A faithful copy of every entry, with the pictures removed, is what is needed here.

■ **Website and app data records**
Segment Open

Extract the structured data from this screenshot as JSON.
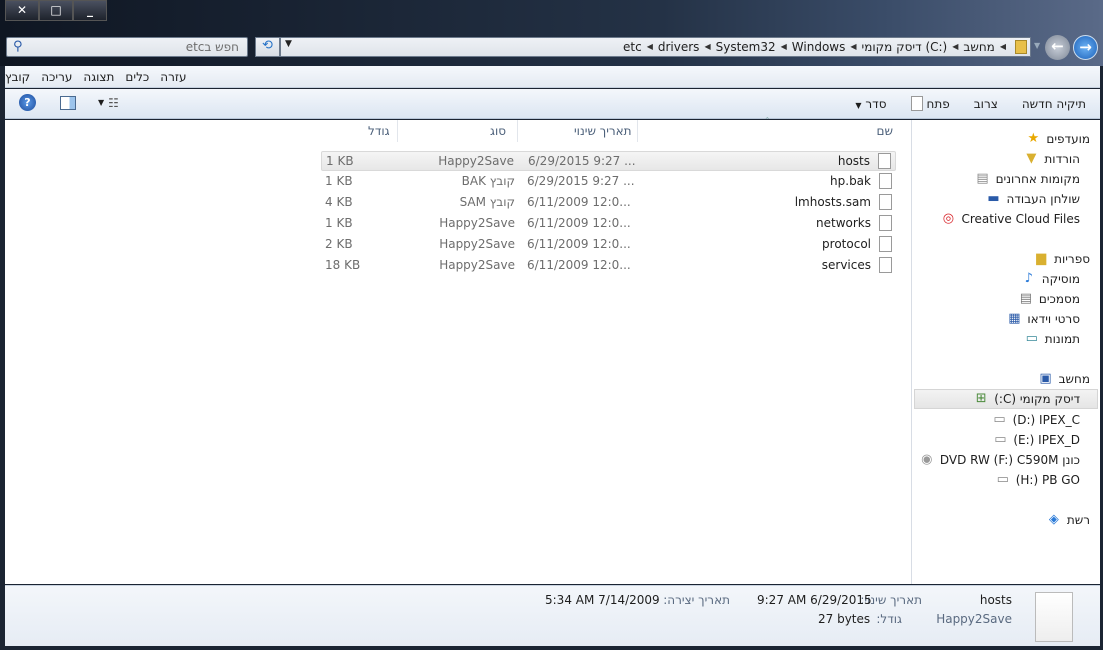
{
  "window": {
    "minimize": "_",
    "maximize": "□",
    "close": "✕"
  },
  "search": {
    "placeholder": "חפש בetc"
  },
  "address": {
    "crumbs": [
      "מחשב",
      "דיסק מקומי (C:)",
      "Windows",
      "System32",
      "drivers",
      "etc"
    ]
  },
  "menu": [
    "קובץ",
    "עריכה",
    "תצוגה",
    "כלים",
    "עזרה"
  ],
  "toolbar": {
    "organize": "סדר",
    "open": "פתח",
    "burn": "צרוב",
    "new_folder": "תיקיה חדשה"
  },
  "columns": {
    "name": "שם",
    "date": "תאריך שינוי",
    "type": "סוג",
    "size": "גודל"
  },
  "files": [
    {
      "name": "hosts",
      "date": "6/29/2015 9:27 ...",
      "type": "Happy2Save",
      "size": "1 KB"
    },
    {
      "name": "hp.bak",
      "date": "6/29/2015 9:27 ...",
      "type": "קובץ BAK",
      "size": "1 KB"
    },
    {
      "name": "lmhosts.sam",
      "date": "6/11/2009 12:0...",
      "type": "קובץ SAM",
      "size": "4 KB"
    },
    {
      "name": "networks",
      "date": "6/11/2009 12:0...",
      "type": "Happy2Save",
      "size": "1 KB"
    },
    {
      "name": "protocol",
      "date": "6/11/2009 12:0...",
      "type": "Happy2Save",
      "size": "2 KB"
    },
    {
      "name": "services",
      "date": "6/11/2009 12:0...",
      "type": "Happy2Save",
      "size": "18 KB"
    }
  ],
  "nav": {
    "favorites": "מועדפים",
    "downloads": "הורדות",
    "recent": "מקומות אחרונים",
    "desktop": "שולחן העבודה",
    "cc": "Creative Cloud Files",
    "libraries": "ספריות",
    "music": "מוסיקה",
    "documents": "מסמכים",
    "videos": "סרטי וידאו",
    "pictures": "תמונות",
    "computer": "מחשב",
    "c": "דיסק מקומי (C:)",
    "d": "(D:) IPEX_C",
    "e": "(E:) IPEX_D",
    "f": "כונן DVD RW (F:) C590M",
    "h": "(H:) PB GO",
    "network": "רשת"
  },
  "details": {
    "name": "hosts",
    "type": "Happy2Save",
    "modified_label": "תאריך שינוי:",
    "modified": "9:27 AM 6/29/2015",
    "size_label": "גודל:",
    "size": "27 bytes",
    "created_label": "תאריך יצירה:",
    "created": "5:34 AM 7/14/2009"
  }
}
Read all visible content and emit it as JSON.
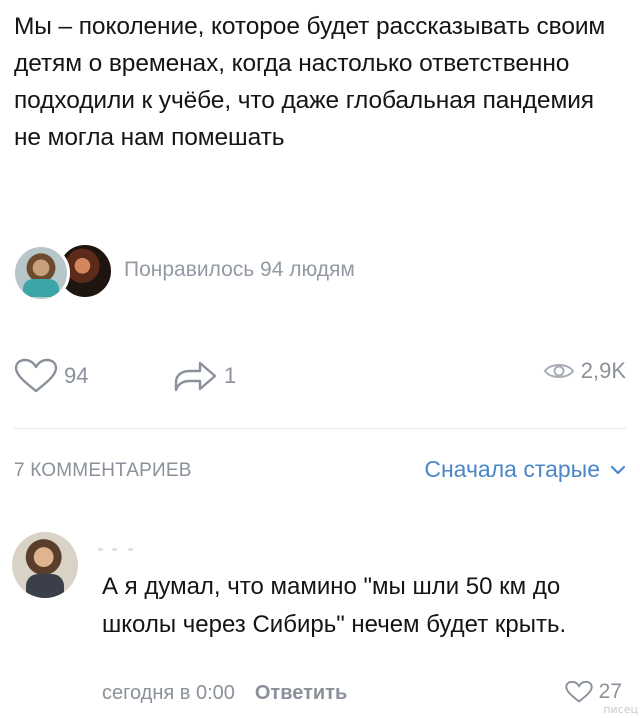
{
  "post": {
    "text": "Мы – поколение, которое будет рассказывать своим детям о временах, когда настолько ответственно подходили к учёбе, что даже глобальная пандемия не могла нам помешать"
  },
  "likes_summary": {
    "text": "Понравилось 94 людям"
  },
  "actions": {
    "like_count": "94",
    "share_count": "1",
    "views_count": "2,9K",
    "icons": {
      "like": "heart-icon",
      "share": "share-arrow-icon",
      "views": "eye-icon"
    }
  },
  "comments": {
    "count_label": "7 КОММЕНТАРИЕВ",
    "sort_label": "Сначала старые",
    "items": [
      {
        "text": "А я думал, что мамино \"мы шли 50 км до школы через Сибирь\" нечем будет крыть.",
        "time": "сегодня в 0:00",
        "reply_label": "Ответить",
        "like_count": "27"
      }
    ]
  },
  "watermark": "писец",
  "colors": {
    "accent": "#4a86c8",
    "muted": "#8a919a",
    "text": "#151515"
  }
}
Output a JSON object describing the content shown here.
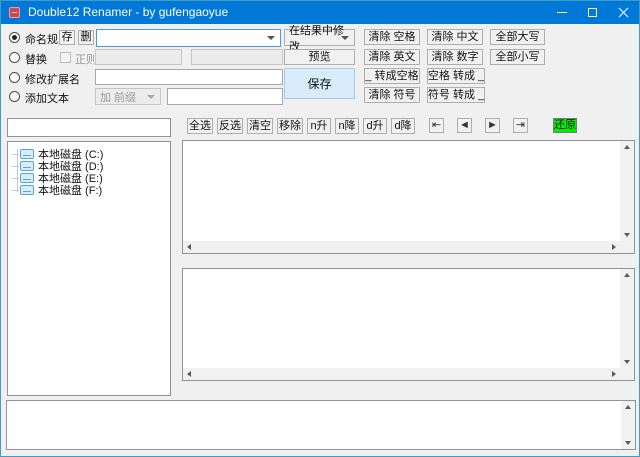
{
  "window": {
    "title": "Double12 Renamer - by gufengaoyue"
  },
  "rules": {
    "naming": {
      "label": "命名规则",
      "save": "存",
      "del": "删",
      "combo_value": ""
    },
    "replace": {
      "label": "替换",
      "regex": "正则",
      "find_value": "",
      "to_value": ""
    },
    "ext": {
      "label": "修改扩展名",
      "value": ""
    },
    "addtext": {
      "label": "添加文本",
      "mode_value": "加 前缀",
      "text_value": ""
    }
  },
  "actions": {
    "target_combo": "在结果中修改",
    "preview": "预览",
    "save": "保存",
    "grid": {
      "r1c1": "清除 空格",
      "r1c2": "清除 中文",
      "r1c3": "全部大写",
      "r2c1": "清除 英文",
      "r2c2": "清除 数字",
      "r2c3": "全部小写",
      "r3c1": "_ 转成空格",
      "r3c2": "空格 转成 _",
      "r4c1": "清除 符号",
      "r4c2": "符号 转成 _"
    }
  },
  "toolbar": {
    "buttons": [
      "全选",
      "反选",
      "清空",
      "移除",
      "n升",
      "n降",
      "d升",
      "d降"
    ],
    "nav": [
      {
        "name": "move-to-start-icon",
        "glyph": "⇤"
      },
      {
        "name": "move-left-icon",
        "glyph": "◄"
      },
      {
        "name": "move-right-icon",
        "glyph": "►"
      },
      {
        "name": "move-to-end-icon",
        "glyph": "⇥"
      }
    ],
    "restore": "还原",
    "restore_color": "#00ef00"
  },
  "sidebar": {
    "filter_value": "",
    "drives": [
      {
        "label": "本地磁盘 (C:)"
      },
      {
        "label": "本地磁盘 (D:)"
      },
      {
        "label": "本地磁盘 (E:)"
      },
      {
        "label": "本地磁盘 (F:)"
      }
    ]
  },
  "colors": {
    "titlebar": "#0078d7",
    "window_border": "#3f9ec0",
    "save_button_bg": "#d9ecf9",
    "restore_button_bg": "#00ef00"
  }
}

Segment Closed

■ **Solution for this problem**
Extract the structured data from this screenshot as JSON.
{
  "window": {
    "minimize": "_",
    "maximize": "□",
    "close": "✕"
  },
  "search": {
    "placeholder": "חפש בetc"
  },
  "address": {
    "crumbs": [
      "מחשב",
      "דיסק מקומי (C:)",
      "Windows",
      "System32",
      "drivers",
      "etc"
    ]
  },
  "menu": [
    "קובץ",
    "עריכה",
    "תצוגה",
    "כלים",
    "עזרה"
  ],
  "toolbar": {
    "organize": "סדר",
    "open": "פתח",
    "burn": "צרוב",
    "new_folder": "תיקיה חדשה"
  },
  "columns": {
    "name": "שם",
    "date": "תאריך שינוי",
    "type": "סוג",
    "size": "גודל"
  },
  "files": [
    {
      "name": "hosts",
      "date": "6/29/2015 9:27 ...",
      "type": "Happy2Save",
      "size": "1 KB"
    },
    {
      "name": "hp.bak",
      "date": "6/29/2015 9:27 ...",
      "type": "קובץ BAK",
      "size": "1 KB"
    },
    {
      "name": "lmhosts.sam",
      "date": "6/11/2009 12:0...",
      "type": "קובץ SAM",
      "size": "4 KB"
    },
    {
      "name": "networks",
      "date": "6/11/2009 12:0...",
      "type": "Happy2Save",
      "size": "1 KB"
    },
    {
      "name": "protocol",
      "date": "6/11/2009 12:0...",
      "type": "Happy2Save",
      "size": "2 KB"
    },
    {
      "name": "services",
      "date": "6/11/2009 12:0...",
      "type": "Happy2Save",
      "size": "18 KB"
    }
  ],
  "nav": {
    "favorites": "מועדפים",
    "downloads": "הורדות",
    "recent": "מקומות אחרונים",
    "desktop": "שולחן העבודה",
    "cc": "Creative Cloud Files",
    "libraries": "ספריות",
    "music": "מוסיקה",
    "documents": "מסמכים",
    "videos": "סרטי וידאו",
    "pictures": "תמונות",
    "computer": "מחשב",
    "c": "דיסק מקומי (C:)",
    "d": "(D:) IPEX_C",
    "e": "(E:) IPEX_D",
    "f": "כונן DVD RW (F:) C590M",
    "h": "(H:) PB GO",
    "network": "רשת"
  },
  "details": {
    "name": "hosts",
    "type": "Happy2Save",
    "modified_label": "תאריך שינוי:",
    "modified": "9:27 AM 6/29/2015",
    "size_label": "גודל:",
    "size": "27 bytes",
    "created_label": "תאריך יצירה:",
    "created": "5:34 AM 7/14/2009"
  }
}
Read all visible content and emit it as JSON.
{
  "post": {
    "text": "Мы – поколение, которое будет рассказывать своим детям о временах, когда настолько ответственно подходили к учёбе, что даже глобальная пандемия не могла нам помешать"
  },
  "likes_summary": {
    "text": "Понравилось 94 людям"
  },
  "actions": {
    "like_count": "94",
    "share_count": "1",
    "views_count": "2,9K",
    "icons": {
      "like": "heart-icon",
      "share": "share-arrow-icon",
      "views": "eye-icon"
    }
  },
  "comments": {
    "count_label": "7 КОММЕНТАРИЕВ",
    "sort_label": "Сначала старые",
    "items": [
      {
        "text": "А я думал, что мамино \"мы шли 50 км до школы через Сибирь\" нечем будет крыть.",
        "time": "сегодня в 0:00",
        "reply_label": "Ответить",
        "like_count": "27"
      }
    ]
  },
  "watermark": "писец",
  "colors": {
    "accent": "#4a86c8",
    "muted": "#8a919a",
    "text": "#151515"
  }
}
Output a JSON object describing the content shown here.
{
  "window": {
    "title": "Double12 Renamer - by gufengaoyue"
  },
  "rules": {
    "naming": {
      "label": "命名规则",
      "save": "存",
      "del": "删",
      "combo_value": ""
    },
    "replace": {
      "label": "替换",
      "regex": "正则",
      "find_value": "",
      "to_value": ""
    },
    "ext": {
      "label": "修改扩展名",
      "value": ""
    },
    "addtext": {
      "label": "添加文本",
      "mode_value": "加 前缀",
      "text_value": ""
    }
  },
  "actions": {
    "target_combo": "在结果中修改",
    "preview": "预览",
    "save": "保存",
    "grid": {
      "r1c1": "清除 空格",
      "r1c2": "清除 中文",
      "r1c3": "全部大写",
      "r2c1": "清除 英文",
      "r2c2": "清除 数字",
      "r2c3": "全部小写",
      "r3c1": "_ 转成空格",
      "r3c2": "空格 转成 _",
      "r4c1": "清除 符号",
      "r4c2": "符号 转成 _"
    }
  },
  "toolbar": {
    "buttons": [
      "全选",
      "反选",
      "清空",
      "移除",
      "n升",
      "n降",
      "d升",
      "d降"
    ],
    "nav": [
      {
        "name": "move-to-start-icon",
        "glyph": "⇤"
      },
      {
        "name": "move-left-icon",
        "glyph": "◄"
      },
      {
        "name": "move-right-icon",
        "glyph": "►"
      },
      {
        "name": "move-to-end-icon",
        "glyph": "⇥"
      }
    ],
    "restore": "还原",
    "restore_color": "#00ef00"
  },
  "sidebar": {
    "filter_value": "",
    "drives": [
      {
        "label": "本地磁盘 (C:)"
      },
      {
        "label": "本地磁盘 (D:)"
      },
      {
        "label": "本地磁盘 (E:)"
      },
      {
        "label": "本地磁盘 (F:)"
      }
    ]
  },
  "colors": {
    "titlebar": "#0078d7",
    "window_border": "#3f9ec0",
    "save_button_bg": "#d9ecf9",
    "restore_button_bg": "#00ef00"
  }
}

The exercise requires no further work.